I could’ve slipped discreetly out the door. But the mysterious beauty of the service — a modern Mass, but celebrated with old-fashioned solemnity — kept me in the pew. [HUH?? What about... about... understanding the language?]
This must have been something like going to church before the reforms of Vatican II, when you could understand what was happening even if you couldn’t understand the words. [Threw a curve, didn't he?]
The fragile wisp of incense. Sunlight filtered through stained-glass. A hushed reverence as the priest lifts the bread over his head. The silence broken by a crystal-clear bell to announce that Christ himself has come to us.
I didn’t need to hear it in English. I knew to get on my knees. [There is a lot of foolishness out there on the part of the left that people must (nearly under threat of force) understand every word. They forget that Mass is a mystery. Understading that... that it is a mystery is the biggest step. Understanding the words? What if you are deaf and blind? What if you don't know the language? What if you are, well... not too bright or not very well educated? You can still understand the mystery. Do people need to know every word? Just start asking after Mass what the Second Reading was.]

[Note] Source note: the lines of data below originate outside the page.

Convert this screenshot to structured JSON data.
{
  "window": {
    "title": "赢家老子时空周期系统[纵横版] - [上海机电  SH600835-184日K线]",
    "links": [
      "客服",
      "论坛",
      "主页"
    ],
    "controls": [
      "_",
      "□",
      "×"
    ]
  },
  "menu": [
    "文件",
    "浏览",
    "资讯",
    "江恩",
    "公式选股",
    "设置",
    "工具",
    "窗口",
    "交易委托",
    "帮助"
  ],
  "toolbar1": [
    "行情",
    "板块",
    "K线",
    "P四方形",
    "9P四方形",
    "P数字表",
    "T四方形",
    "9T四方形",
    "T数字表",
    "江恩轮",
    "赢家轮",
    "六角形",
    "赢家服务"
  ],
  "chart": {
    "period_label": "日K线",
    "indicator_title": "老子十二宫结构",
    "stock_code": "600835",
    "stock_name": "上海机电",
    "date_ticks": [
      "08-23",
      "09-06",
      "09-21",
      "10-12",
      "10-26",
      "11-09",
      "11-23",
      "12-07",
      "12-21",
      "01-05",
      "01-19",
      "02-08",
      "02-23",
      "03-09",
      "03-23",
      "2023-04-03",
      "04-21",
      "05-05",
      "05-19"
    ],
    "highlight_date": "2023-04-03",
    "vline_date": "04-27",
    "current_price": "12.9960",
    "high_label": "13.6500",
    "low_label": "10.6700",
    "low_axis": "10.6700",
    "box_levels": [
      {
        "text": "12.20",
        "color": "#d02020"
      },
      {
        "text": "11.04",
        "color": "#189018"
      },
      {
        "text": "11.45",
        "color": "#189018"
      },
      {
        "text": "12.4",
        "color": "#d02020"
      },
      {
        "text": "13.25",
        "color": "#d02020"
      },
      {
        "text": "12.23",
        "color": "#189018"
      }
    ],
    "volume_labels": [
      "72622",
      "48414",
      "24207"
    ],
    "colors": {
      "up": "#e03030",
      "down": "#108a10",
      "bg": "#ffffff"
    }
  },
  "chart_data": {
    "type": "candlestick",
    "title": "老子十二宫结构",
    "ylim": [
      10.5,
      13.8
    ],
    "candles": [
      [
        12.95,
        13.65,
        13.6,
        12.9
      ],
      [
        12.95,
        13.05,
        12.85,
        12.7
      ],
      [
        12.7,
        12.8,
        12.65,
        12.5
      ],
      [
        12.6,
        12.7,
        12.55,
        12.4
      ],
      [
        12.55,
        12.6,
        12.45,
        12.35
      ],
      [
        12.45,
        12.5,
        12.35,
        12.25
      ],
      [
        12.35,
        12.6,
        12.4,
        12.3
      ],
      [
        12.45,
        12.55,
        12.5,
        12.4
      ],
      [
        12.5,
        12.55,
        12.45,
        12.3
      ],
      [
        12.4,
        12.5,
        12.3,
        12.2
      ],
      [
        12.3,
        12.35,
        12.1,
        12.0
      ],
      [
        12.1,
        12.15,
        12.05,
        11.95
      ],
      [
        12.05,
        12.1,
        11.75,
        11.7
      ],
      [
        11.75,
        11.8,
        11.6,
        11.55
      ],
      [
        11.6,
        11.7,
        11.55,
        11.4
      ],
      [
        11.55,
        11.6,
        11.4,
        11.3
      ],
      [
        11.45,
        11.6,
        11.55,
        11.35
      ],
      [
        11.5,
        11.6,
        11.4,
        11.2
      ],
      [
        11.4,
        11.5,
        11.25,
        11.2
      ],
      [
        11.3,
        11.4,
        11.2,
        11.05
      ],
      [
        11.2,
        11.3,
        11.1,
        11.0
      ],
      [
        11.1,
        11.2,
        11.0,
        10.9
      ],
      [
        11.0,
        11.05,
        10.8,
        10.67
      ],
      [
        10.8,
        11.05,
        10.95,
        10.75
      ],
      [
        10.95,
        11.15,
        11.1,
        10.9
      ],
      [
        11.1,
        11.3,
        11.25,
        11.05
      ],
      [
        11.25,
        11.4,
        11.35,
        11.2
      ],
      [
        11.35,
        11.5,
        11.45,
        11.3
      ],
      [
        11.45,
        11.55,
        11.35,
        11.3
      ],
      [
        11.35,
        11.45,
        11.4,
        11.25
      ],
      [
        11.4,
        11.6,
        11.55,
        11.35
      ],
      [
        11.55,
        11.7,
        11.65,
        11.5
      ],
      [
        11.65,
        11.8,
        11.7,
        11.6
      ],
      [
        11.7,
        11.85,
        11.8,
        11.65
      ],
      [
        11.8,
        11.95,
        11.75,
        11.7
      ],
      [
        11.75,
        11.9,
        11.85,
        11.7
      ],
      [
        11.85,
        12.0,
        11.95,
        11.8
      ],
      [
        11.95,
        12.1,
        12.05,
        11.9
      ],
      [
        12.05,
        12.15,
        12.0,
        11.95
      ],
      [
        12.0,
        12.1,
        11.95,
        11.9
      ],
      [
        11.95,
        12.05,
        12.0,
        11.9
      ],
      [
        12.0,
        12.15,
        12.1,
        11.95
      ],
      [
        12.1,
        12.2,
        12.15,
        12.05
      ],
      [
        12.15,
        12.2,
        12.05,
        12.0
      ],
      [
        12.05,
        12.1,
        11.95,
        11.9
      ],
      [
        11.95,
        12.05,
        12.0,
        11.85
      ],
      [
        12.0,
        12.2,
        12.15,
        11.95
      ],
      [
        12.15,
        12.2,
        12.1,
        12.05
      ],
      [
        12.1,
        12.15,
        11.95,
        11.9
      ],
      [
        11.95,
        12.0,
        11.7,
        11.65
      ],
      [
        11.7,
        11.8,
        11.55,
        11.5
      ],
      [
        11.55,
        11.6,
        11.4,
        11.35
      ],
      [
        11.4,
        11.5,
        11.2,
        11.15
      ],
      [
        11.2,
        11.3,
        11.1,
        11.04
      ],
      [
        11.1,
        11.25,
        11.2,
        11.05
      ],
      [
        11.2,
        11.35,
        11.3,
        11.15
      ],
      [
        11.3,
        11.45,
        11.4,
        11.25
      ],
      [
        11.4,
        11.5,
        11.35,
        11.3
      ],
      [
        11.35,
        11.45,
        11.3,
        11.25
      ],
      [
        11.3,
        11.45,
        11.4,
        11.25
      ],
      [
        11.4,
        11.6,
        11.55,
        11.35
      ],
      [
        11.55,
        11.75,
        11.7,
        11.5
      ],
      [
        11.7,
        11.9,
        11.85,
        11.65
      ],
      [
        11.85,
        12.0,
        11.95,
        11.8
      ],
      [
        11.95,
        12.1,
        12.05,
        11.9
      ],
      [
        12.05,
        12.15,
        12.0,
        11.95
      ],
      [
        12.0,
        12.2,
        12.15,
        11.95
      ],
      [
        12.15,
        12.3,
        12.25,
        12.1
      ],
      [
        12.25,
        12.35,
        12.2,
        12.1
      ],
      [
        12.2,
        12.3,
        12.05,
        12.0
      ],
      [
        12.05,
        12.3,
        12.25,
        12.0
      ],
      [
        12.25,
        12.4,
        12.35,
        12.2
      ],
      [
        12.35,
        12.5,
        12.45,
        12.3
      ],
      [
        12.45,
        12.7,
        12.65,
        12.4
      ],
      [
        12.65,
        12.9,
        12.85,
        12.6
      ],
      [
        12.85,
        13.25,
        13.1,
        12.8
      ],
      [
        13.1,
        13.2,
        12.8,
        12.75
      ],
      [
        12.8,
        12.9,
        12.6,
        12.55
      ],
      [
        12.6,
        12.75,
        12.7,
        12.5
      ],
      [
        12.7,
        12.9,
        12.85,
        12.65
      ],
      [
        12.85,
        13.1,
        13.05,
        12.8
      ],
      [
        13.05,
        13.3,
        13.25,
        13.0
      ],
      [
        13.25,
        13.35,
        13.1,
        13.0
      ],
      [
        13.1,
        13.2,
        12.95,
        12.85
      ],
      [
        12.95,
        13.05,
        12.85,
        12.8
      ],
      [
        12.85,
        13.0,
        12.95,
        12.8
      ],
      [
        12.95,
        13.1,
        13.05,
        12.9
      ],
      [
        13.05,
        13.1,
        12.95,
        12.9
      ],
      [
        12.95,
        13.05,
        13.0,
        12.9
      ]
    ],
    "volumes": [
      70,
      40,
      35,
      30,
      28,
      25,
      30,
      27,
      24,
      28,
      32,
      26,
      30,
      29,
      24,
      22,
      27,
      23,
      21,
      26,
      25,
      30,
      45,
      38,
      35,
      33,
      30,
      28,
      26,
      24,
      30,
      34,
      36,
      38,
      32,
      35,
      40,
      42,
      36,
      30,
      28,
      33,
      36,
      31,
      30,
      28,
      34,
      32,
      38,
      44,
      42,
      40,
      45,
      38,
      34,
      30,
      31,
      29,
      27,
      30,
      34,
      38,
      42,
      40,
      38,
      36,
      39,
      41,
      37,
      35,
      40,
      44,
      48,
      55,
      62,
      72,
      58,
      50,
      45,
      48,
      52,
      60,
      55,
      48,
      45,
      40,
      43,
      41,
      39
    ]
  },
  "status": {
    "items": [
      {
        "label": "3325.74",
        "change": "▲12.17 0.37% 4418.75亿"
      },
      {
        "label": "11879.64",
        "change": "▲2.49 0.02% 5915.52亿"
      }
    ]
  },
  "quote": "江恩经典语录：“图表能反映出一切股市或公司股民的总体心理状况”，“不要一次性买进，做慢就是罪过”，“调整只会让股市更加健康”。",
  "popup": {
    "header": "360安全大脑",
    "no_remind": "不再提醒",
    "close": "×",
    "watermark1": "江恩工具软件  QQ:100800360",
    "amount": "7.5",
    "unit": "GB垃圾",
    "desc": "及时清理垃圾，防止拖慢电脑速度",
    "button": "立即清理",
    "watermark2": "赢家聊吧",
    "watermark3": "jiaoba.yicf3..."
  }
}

Back to the future: [Hey! Did this guy listen to my last PODCAzT?] This month, Pope Benedict XVI issued a papal decision that will make the old Latin Mass more widely available around the world. The pope doesn’t want to drag the church back to the 1950s — Latin will remain an exception, and the vernacular will remain the rule.
Instead, I think, the pope wants to use the old liturgy as a kind of fertilizer, [Not the analogy I would have chosen. I think spreading fertilizer is what the nun in the leopard leotard was doing.] sprinkling a little Latin through the church to nourish a sense of wonder.
Or rather, he wants it to be a kind of poison, a weed-killer, [Okay... this is the analogy he really wanted to set up, I guess.] to uproot the childishness that has been disgracing too many parishes in recent years.
Clowns behind the pulpit. Nuns in leotards. Worshipers bringing Fido with them. And some critics are worried that Latin will distract people? [Years ago, I had a discussion, polite on my part, with a sacristan at St. Peter's. He objected with vigor and threats that the older form of Mass would "confuse" people. I proceeded to ask him how that was possible in a building where each morning you could find Mass in a dozen different languages, by priests who seemd to know a dozen different versions of the Novus Ordo, in a building where you could find Ukrainians singing their Liturgy, Latins stumbling around like dolts, and Syro-Malabar priests dressed in pink chifon and gold lamÃ©, in a building where if a priest says Mass in Latin with the Novus Ordo, people can generally make all the responses in Latin except for the novelities of the Novus Ordo, such as the response after the Mysterium Fidei and the Quia est Tuum est regnum? How could poeple be confused?]
Benedict just wants to give every Catholic what I’m already blessed to have in Tulsa — a church where grown-ups worship like adults. [Oooo.... nice tag!]